What you need to do. For this exercise, return all the data word for word, with images left out.
═════ Records shown ═════
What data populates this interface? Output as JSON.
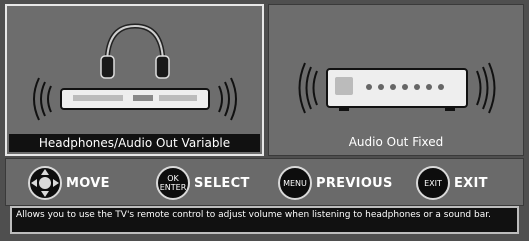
{
  "options": [
    {
      "label": "Headphones/Audio Out Variable",
      "icon": "headphones-soundbar-icon",
      "selected": true
    },
    {
      "label": "Audio Out Fixed",
      "icon": "audio-receiver-icon",
      "selected": false
    }
  ],
  "controls": {
    "move": {
      "label": "MOVE",
      "icon": "dpad-icon"
    },
    "select": {
      "label": "SELECT",
      "btn_top": "OK",
      "btn_bottom": "ENTER"
    },
    "previous": {
      "label": "PREVIOUS",
      "btn": "MENU"
    },
    "exit": {
      "label": "EXIT",
      "btn": "EXIT"
    }
  },
  "help_text": "Allows you to use the TV's remote control to adjust volume when listening to headphones or a sound bar.",
  "colors": {
    "background": "#4f4f4f",
    "tile": "#6d6d6d",
    "selected_label_bg": "#111111"
  }
}
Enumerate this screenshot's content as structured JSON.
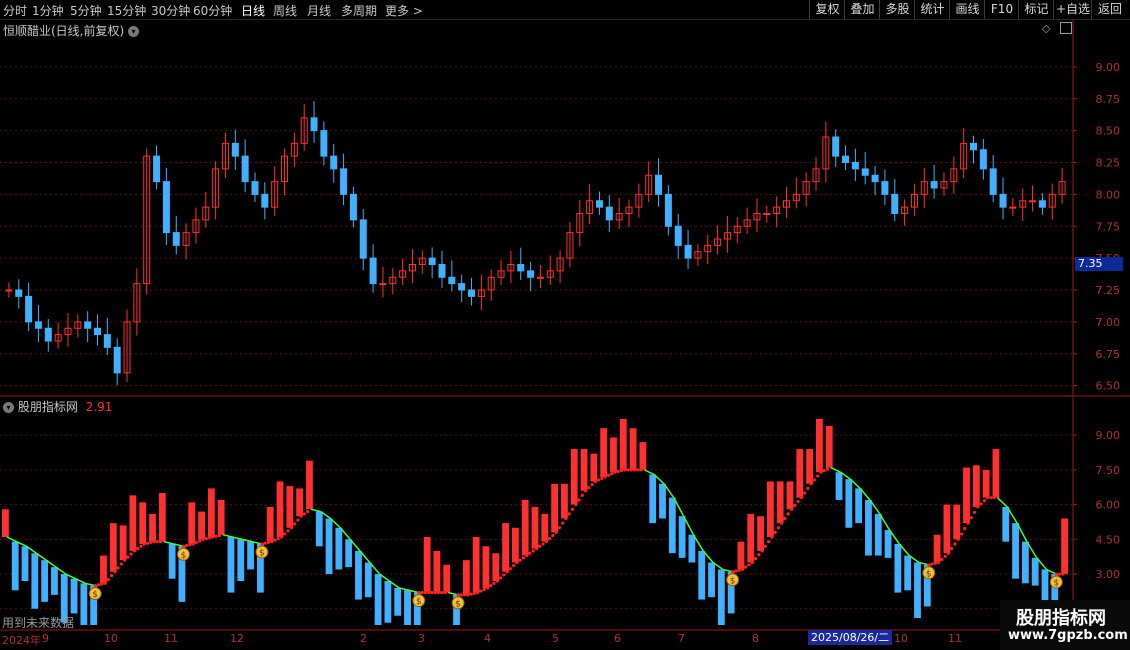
{
  "toolbar": {
    "timeframes": [
      "分时",
      "1分钟",
      "5分钟",
      "15分钟",
      "30分钟",
      "60分钟",
      "日线",
      "周线",
      "月线",
      "多周期",
      "更多 >"
    ],
    "active_timeframe": "日线",
    "right_buttons": [
      "复权",
      "叠加",
      "多股",
      "统计",
      "画线",
      "F10",
      "+自选",
      "返回"
    ],
    "mark_button": "标记"
  },
  "main_panel": {
    "title": "恒顺醋业(日线,前复权)",
    "price_tag": "7.35",
    "y_ticks": [
      "9.00",
      "8.75",
      "8.50",
      "8.25",
      "8.00",
      "7.50",
      "7.25",
      "7.00",
      "6.75",
      "6.50"
    ]
  },
  "indicator_panel": {
    "title": "股朋指标网",
    "value": "2.91",
    "y_ticks": [
      "9.00",
      "7.50",
      "6.00",
      "4.50",
      "3.00",
      "1.50"
    ],
    "future_note": "用到未来数据"
  },
  "x_axis": {
    "labels": [
      "2024年",
      "9",
      "10",
      "11",
      "12",
      "2",
      "3",
      "4",
      "5",
      "6",
      "7",
      "8",
      "9",
      "10",
      "11"
    ],
    "cursor_date": "2025/08/26/二"
  },
  "watermark": {
    "main": "股朋指标网",
    "sub": "www.7gpzb.com"
  },
  "colors": {
    "up": "#ff3030",
    "down": "#40b0ff",
    "ma": "#40ff40",
    "signal_up": "#ff2020",
    "orange": "#ffa020",
    "axis": "#a01818"
  },
  "chart_data": [
    {
      "type": "candlestick",
      "title": "恒顺醋业(日线,前复权)",
      "ylim": [
        6.45,
        9.25
      ],
      "y_ticks": [
        6.5,
        6.75,
        7.0,
        7.25,
        7.5,
        7.75,
        8.0,
        8.25,
        8.5,
        8.75,
        9.0
      ],
      "close": [
        7.25,
        7.2,
        7.0,
        6.95,
        6.85,
        6.9,
        6.95,
        7.0,
        6.95,
        6.9,
        6.8,
        6.6,
        7.0,
        7.3,
        8.3,
        8.1,
        7.7,
        7.6,
        7.7,
        7.8,
        7.9,
        8.2,
        8.4,
        8.3,
        8.1,
        8.0,
        7.9,
        8.1,
        8.3,
        8.4,
        8.6,
        8.5,
        8.3,
        8.2,
        8.0,
        7.8,
        7.5,
        7.3,
        7.3,
        7.35,
        7.4,
        7.45,
        7.5,
        7.45,
        7.35,
        7.3,
        7.25,
        7.2,
        7.25,
        7.35,
        7.4,
        7.45,
        7.4,
        7.35,
        7.35,
        7.4,
        7.5,
        7.7,
        7.85,
        7.95,
        7.9,
        7.8,
        7.85,
        7.9,
        8.0,
        8.15,
        8.0,
        7.75,
        7.6,
        7.5,
        7.55,
        7.6,
        7.65,
        7.7,
        7.75,
        7.8,
        7.85,
        7.85,
        7.9,
        7.95,
        8.0,
        8.1,
        8.2,
        8.45,
        8.3,
        8.25,
        8.2,
        8.15,
        8.1,
        8.0,
        7.85,
        7.9,
        8.0,
        8.1,
        8.05,
        8.1,
        8.2,
        8.4,
        8.35,
        8.2,
        8.0,
        7.9,
        7.9,
        7.95,
        7.95,
        7.9,
        8.0,
        8.1
      ]
    },
    {
      "type": "line",
      "title": "股朋指标网",
      "ylim": [
        0.8,
        10.0
      ],
      "y_ticks": [
        1.5,
        3.0,
        4.5,
        6.0,
        7.5,
        9.0
      ],
      "series": [
        {
          "values": [
            4.6,
            4.4,
            4.2,
            3.9,
            3.6,
            3.3,
            3.0,
            2.8,
            2.6,
            2.5,
            2.6,
            3.1,
            3.6,
            4.0,
            4.3,
            4.4,
            4.4,
            4.3,
            4.2,
            4.3,
            4.5,
            4.6,
            4.7,
            4.6,
            4.5,
            4.4,
            4.3,
            4.4,
            4.6,
            5.0,
            5.5,
            5.8,
            5.7,
            5.4,
            5.0,
            4.5,
            4.0,
            3.5,
            3.0,
            2.7,
            2.4,
            2.3,
            2.2,
            2.2,
            2.2,
            2.2,
            2.1,
            2.1,
            2.2,
            2.4,
            2.7,
            3.1,
            3.5,
            3.8,
            4.1,
            4.4,
            4.8,
            5.4,
            6.0,
            6.6,
            7.0,
            7.2,
            7.4,
            7.5,
            7.5,
            7.5,
            7.3,
            6.9,
            6.3,
            5.5,
            4.7,
            4.0,
            3.5,
            3.2,
            3.1,
            3.2,
            3.5,
            4.0,
            4.6,
            5.2,
            5.8,
            6.3,
            6.9,
            7.4,
            7.6,
            7.4,
            7.1,
            6.7,
            6.2,
            5.6,
            4.9,
            4.3,
            3.8,
            3.5,
            3.4,
            3.5,
            3.9,
            4.5,
            5.2,
            5.9,
            6.3,
            6.3,
            5.9,
            5.2,
            4.4,
            3.7,
            3.2,
            3.0,
            3.0
          ]
        }
      ],
      "colors_note": "line red when rising, green when falling"
    }
  ]
}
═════
Task solution.
What data populates this interface? Output as JSON.
{
  "options": [
    {
      "label": "Headphones/Audio Out Variable",
      "icon": "headphones-soundbar-icon",
      "selected": true
    },
    {
      "label": "Audio Out Fixed",
      "icon": "audio-receiver-icon",
      "selected": false
    }
  ],
  "controls": {
    "move": {
      "label": "MOVE",
      "icon": "dpad-icon"
    },
    "select": {
      "label": "SELECT",
      "btn_top": "OK",
      "btn_bottom": "ENTER"
    },
    "previous": {
      "label": "PREVIOUS",
      "btn": "MENU"
    },
    "exit": {
      "label": "EXIT",
      "btn": "EXIT"
    }
  },
  "help_text": "Allows you to use the TV's remote control to adjust volume when listening to headphones or a sound bar.",
  "colors": {
    "background": "#4f4f4f",
    "tile": "#6d6d6d",
    "selected_label_bg": "#111111"
  }
}
Enumerate this screenshot's content as structured JSON.
{
  "toolbar": {
    "timeframes": [
      "分时",
      "1分钟",
      "5分钟",
      "15分钟",
      "30分钟",
      "60分钟",
      "日线",
      "周线",
      "月线",
      "多周期",
      "更多 >"
    ],
    "active_timeframe": "日线",
    "right_buttons": [
      "复权",
      "叠加",
      "多股",
      "统计",
      "画线",
      "F10",
      "+自选",
      "返回"
    ],
    "mark_button": "标记"
  },
  "main_panel": {
    "title": "恒顺醋业(日线,前复权)",
    "price_tag": "7.35",
    "y_ticks": [
      "9.00",
      "8.75",
      "8.50",
      "8.25",
      "8.00",
      "7.50",
      "7.25",
      "7.00",
      "6.75",
      "6.50"
    ]
  },
  "indicator_panel": {
    "title": "股朋指标网",
    "value": "2.91",
    "y_ticks": [
      "9.00",
      "7.50",
      "6.00",
      "4.50",
      "3.00",
      "1.50"
    ],
    "future_note": "用到未来数据"
  },
  "x_axis": {
    "labels": [
      "2024年",
      "9",
      "10",
      "11",
      "12",
      "2",
      "3",
      "4",
      "5",
      "6",
      "7",
      "8",
      "9",
      "10",
      "11"
    ],
    "cursor_date": "2025/08/26/二"
  },
  "watermark": {
    "main": "股朋指标网",
    "sub": "www.7gpzb.com"
  },
  "colors": {
    "up": "#ff3030",
    "down": "#40b0ff",
    "ma": "#40ff40",
    "signal_up": "#ff2020",
    "orange": "#ffa020",
    "axis": "#a01818"
  },
  "chart_data": [
    {
      "type": "candlestick",
      "title": "恒顺醋业(日线,前复权)",
      "ylim": [
        6.45,
        9.25
      ],
      "y_ticks": [
        6.5,
        6.75,
        7.0,
        7.25,
        7.5,
        7.75,
        8.0,
        8.25,
        8.5,
        8.75,
        9.0
      ],
      "close": [
        7.25,
        7.2,
        7.0,
        6.95,
        6.85,
        6.9,
        6.95,
        7.0,
        6.95,
        6.9,
        6.8,
        6.6,
        7.0,
        7.3,
        8.3,
        8.1,
        7.7,
        7.6,
        7.7,
        7.8,
        7.9,
        8.2,
        8.4,
        8.3,
        8.1,
        8.0,
        7.9,
        8.1,
        8.3,
        8.4,
        8.6,
        8.5,
        8.3,
        8.2,
        8.0,
        7.8,
        7.5,
        7.3,
        7.3,
        7.35,
        7.4,
        7.45,
        7.5,
        7.45,
        7.35,
        7.3,
        7.25,
        7.2,
        7.25,
        7.35,
        7.4,
        7.45,
        7.4,
        7.35,
        7.35,
        7.4,
        7.5,
        7.7,
        7.85,
        7.95,
        7.9,
        7.8,
        7.85,
        7.9,
        8.0,
        8.15,
        8.0,
        7.75,
        7.6,
        7.5,
        7.55,
        7.6,
        7.65,
        7.7,
        7.75,
        7.8,
        7.85,
        7.85,
        7.9,
        7.95,
        8.0,
        8.1,
        8.2,
        8.45,
        8.3,
        8.25,
        8.2,
        8.15,
        8.1,
        8.0,
        7.85,
        7.9,
        8.0,
        8.1,
        8.05,
        8.1,
        8.2,
        8.4,
        8.35,
        8.2,
        8.0,
        7.9,
        7.9,
        7.95,
        7.95,
        7.9,
        8.0,
        8.1
      ]
    },
    {
      "type": "line",
      "title": "股朋指标网",
      "ylim": [
        0.8,
        10.0
      ],
      "y_ticks": [
        1.5,
        3.0,
        4.5,
        6.0,
        7.5,
        9.0
      ],
      "series": [
        {
          "values": [
            4.6,
            4.4,
            4.2,
            3.9,
            3.6,
            3.3,
            3.0,
            2.8,
            2.6,
            2.5,
            2.6,
            3.1,
            3.6,
            4.0,
            4.3,
            4.4,
            4.4,
            4.3,
            4.2,
            4.3,
            4.5,
            4.6,
            4.7,
            4.6,
            4.5,
            4.4,
            4.3,
            4.4,
            4.6,
            5.0,
            5.5,
            5.8,
            5.7,
            5.4,
            5.0,
            4.5,
            4.0,
            3.5,
            3.0,
            2.7,
            2.4,
            2.3,
            2.2,
            2.2,
            2.2,
            2.2,
            2.1,
            2.1,
            2.2,
            2.4,
            2.7,
            3.1,
            3.5,
            3.8,
            4.1,
            4.4,
            4.8,
            5.4,
            6.0,
            6.6,
            7.0,
            7.2,
            7.4,
            7.5,
            7.5,
            7.5,
            7.3,
            6.9,
            6.3,
            5.5,
            4.7,
            4.0,
            3.5,
            3.2,
            3.1,
            3.2,
            3.5,
            4.0,
            4.6,
            5.2,
            5.8,
            6.3,
            6.9,
            7.4,
            7.6,
            7.4,
            7.1,
            6.7,
            6.2,
            5.6,
            4.9,
            4.3,
            3.8,
            3.5,
            3.4,
            3.5,
            3.9,
            4.5,
            5.2,
            5.9,
            6.3,
            6.3,
            5.9,
            5.2,
            4.4,
            3.7,
            3.2,
            3.0,
            3.0
          ]
        }
      ],
      "colors_note": "line red when rising, green when falling"
    }
  ]
}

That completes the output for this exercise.